 It should be understood that the various techniques described herein may be implemented in connection with hardware or software or, where appropriate, with a combination of both. Thus, the methods and apparatus of the subject matter described herein, or certain aspects or portions thereof, may take the form of program code (i.e., instructions) embodied in tangible media, such as floppy diskettes, CD-ROMs, hard drives, or any other machine-readable storage medium wherein, when the program code is loaded into and executed by a machine, such as a computer, the machine becomes an apparatus for practicing the subject matter described herein. In the case where program code is stored on media, it may be the case that the program code in question is stored on one or more media that collectively perform the actions in question, which is to say that the one or more media taken together contain code to perform the actions, but that--in the case where there is more than one single medium--there is no requirement that any particular part of the code be stored on any particular medium. In the case of program code execution on programmable computers, the computing device generally includes a processor, a storage medium readable by the processor (including volatile and non-volatile memory and/or storage elements), at least one input device, and at least one output device. One or more programs that may implement or utilize the processes described in connection with the subject matter described herein, e.g., through the use of an API, reusable controls, or the like. Such programs are preferably implemented in a high level procedural or object oriented programming language to communicate with a computer system. However, the program(s) can be implemented in assembly or machine language, if desired. In any case, the language may be a compiled or interpreted language, and combined with hardware implementations.

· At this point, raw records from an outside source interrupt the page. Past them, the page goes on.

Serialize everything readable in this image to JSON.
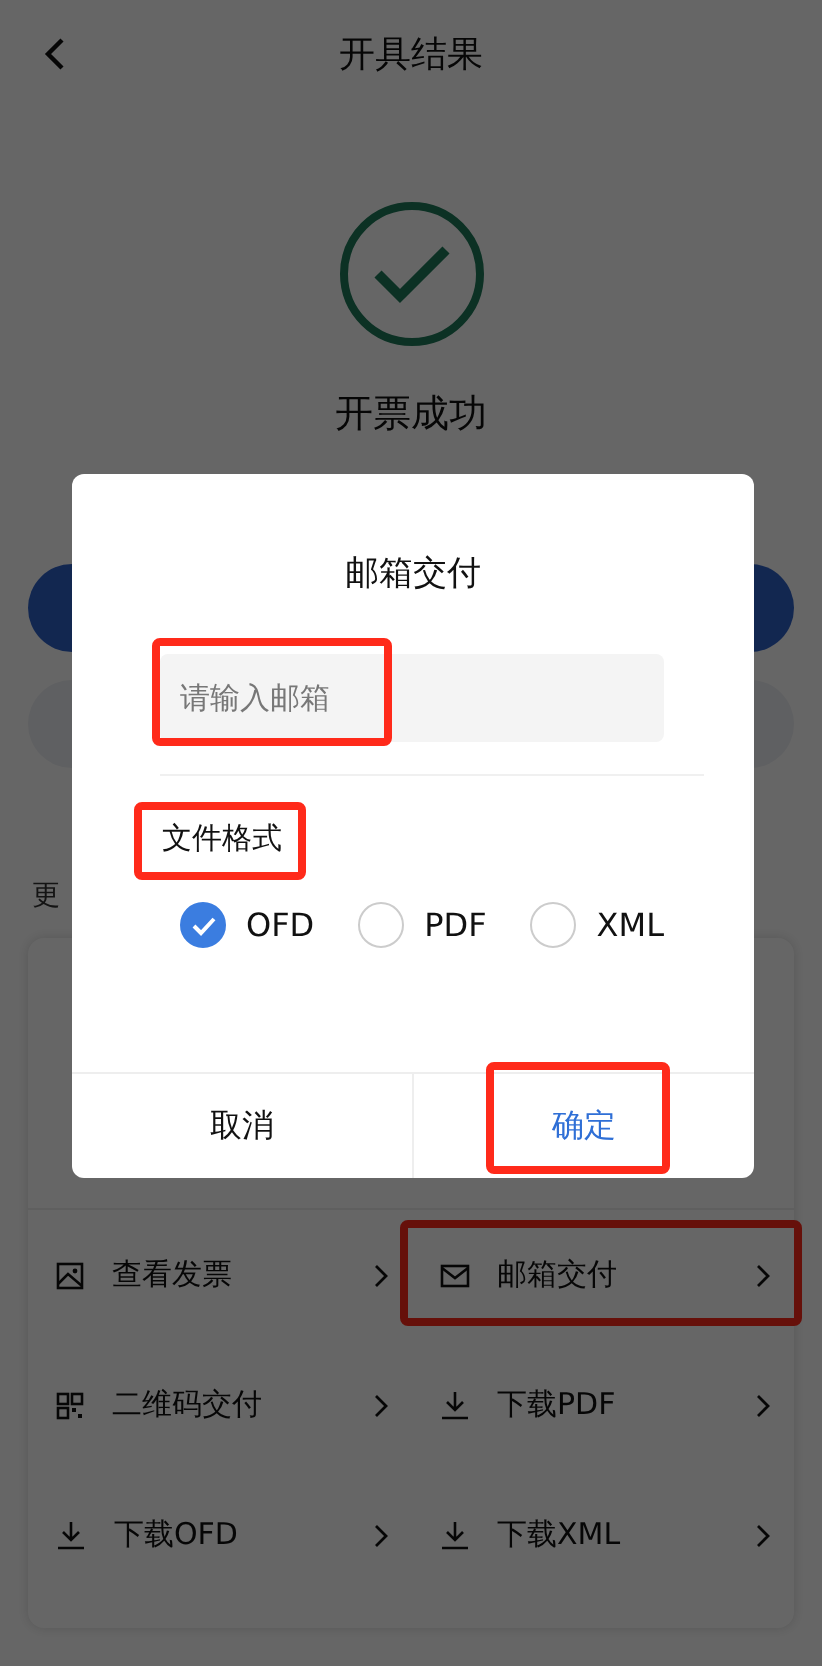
{
  "header": {
    "title": "开具结果"
  },
  "result": {
    "message": "开票成功"
  },
  "more_label": "更",
  "menu": [
    {
      "kind": "view",
      "label": "查看发票",
      "highlighted": false
    },
    {
      "kind": "email",
      "label": "邮箱交付",
      "highlighted": true
    },
    {
      "kind": "qrcode",
      "label": "二维码交付",
      "highlighted": false
    },
    {
      "kind": "download",
      "label": "下载PDF",
      "highlighted": false
    },
    {
      "kind": "download",
      "label": "下载OFD",
      "highlighted": false
    },
    {
      "kind": "download",
      "label": "下载XML",
      "highlighted": false
    }
  ],
  "dialog": {
    "title": "邮箱交付",
    "email": {
      "placeholder": "请输入邮箱",
      "highlighted": true
    },
    "format_label": {
      "text": "文件格式",
      "highlighted": true
    },
    "formats": [
      {
        "label": "OFD",
        "selected": true
      },
      {
        "label": "PDF",
        "selected": false
      },
      {
        "label": "XML",
        "selected": false
      }
    ],
    "buttons": [
      {
        "label": "取消",
        "kind": "cancel",
        "highlighted": false
      },
      {
        "label": "确定",
        "kind": "confirm",
        "highlighted": true
      }
    ]
  }
}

 Although example embodiments may refer to utilizing aspects of the subject matter described herein in the context of one or more stand-alone computer systems, the subject matter described herein is not so limited, but rather may be implemented in connection with any computing environment, such as a network or distributed computing environment. Still further, aspects of the subject matter described herein may be implemented in or across a plurality of processing chips or devices, and storage may similarly be affected across a plurality of devices. Such devices might include personal computers, network servers, handheld devices, supercomputers, or computers integrated into other systems such as automobiles and airplanes.
 Those skilled in the art will appreciate that the disclosed embodiments may be provided as a subscription web based solution that anyone with an internet connection may log on and begin using the system. Large corporations may internally monitor multiple users within an exemplary embodiment platform to direct media placement. The potential embodiments may be developed and programmed in any web based technology platform. Alternatively, a potential embodiment may be implemented as a stand alone application.
 Although the subject matter has been described in language specific to structural features and/or methodological acts, it is to be understood that the subject matter defined in the appended claims is not necessarily limited to the specific features or acts described above. Rather, the specific features and acts described above are disclosed as example forms of implementing the claims.
Patent applications by Joseph L. Mauro, Jersey Shore, PA US
Patent applications by ADTRAK360